**Problem to work on:**
Go through the listing below and gather every line with the word "true".

**The data:**
┄┄┄┄┄┄┄┄┄┄┄┄┄┄┄┄┄┄┄┄

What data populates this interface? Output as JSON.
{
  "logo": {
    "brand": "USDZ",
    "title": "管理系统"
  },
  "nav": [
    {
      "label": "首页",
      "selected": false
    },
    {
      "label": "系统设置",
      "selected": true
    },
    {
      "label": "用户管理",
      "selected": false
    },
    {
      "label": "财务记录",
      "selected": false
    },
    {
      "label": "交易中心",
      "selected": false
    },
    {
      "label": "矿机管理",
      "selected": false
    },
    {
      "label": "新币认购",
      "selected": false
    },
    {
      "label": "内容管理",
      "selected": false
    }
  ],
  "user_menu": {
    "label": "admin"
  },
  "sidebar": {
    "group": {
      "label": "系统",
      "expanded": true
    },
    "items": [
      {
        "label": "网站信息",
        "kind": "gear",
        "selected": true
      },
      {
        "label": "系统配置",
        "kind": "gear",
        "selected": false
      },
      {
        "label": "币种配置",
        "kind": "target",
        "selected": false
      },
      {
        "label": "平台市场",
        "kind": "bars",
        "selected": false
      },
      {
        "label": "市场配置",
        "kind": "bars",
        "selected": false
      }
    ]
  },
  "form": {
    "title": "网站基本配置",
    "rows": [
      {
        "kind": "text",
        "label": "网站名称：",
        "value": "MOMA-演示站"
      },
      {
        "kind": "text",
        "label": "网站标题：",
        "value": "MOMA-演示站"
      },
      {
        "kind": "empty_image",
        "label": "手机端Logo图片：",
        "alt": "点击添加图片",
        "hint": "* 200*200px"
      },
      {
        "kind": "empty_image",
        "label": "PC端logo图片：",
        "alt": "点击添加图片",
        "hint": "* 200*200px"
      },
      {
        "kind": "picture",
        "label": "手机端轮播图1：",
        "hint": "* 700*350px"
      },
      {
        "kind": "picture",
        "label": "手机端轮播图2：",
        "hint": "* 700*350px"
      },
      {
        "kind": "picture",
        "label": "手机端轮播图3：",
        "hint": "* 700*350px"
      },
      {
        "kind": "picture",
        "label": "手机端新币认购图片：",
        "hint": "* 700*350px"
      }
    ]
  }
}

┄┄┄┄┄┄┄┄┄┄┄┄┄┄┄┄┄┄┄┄

**Solved exercise:**
      "selected": true
      "expanded": true
        "selected": true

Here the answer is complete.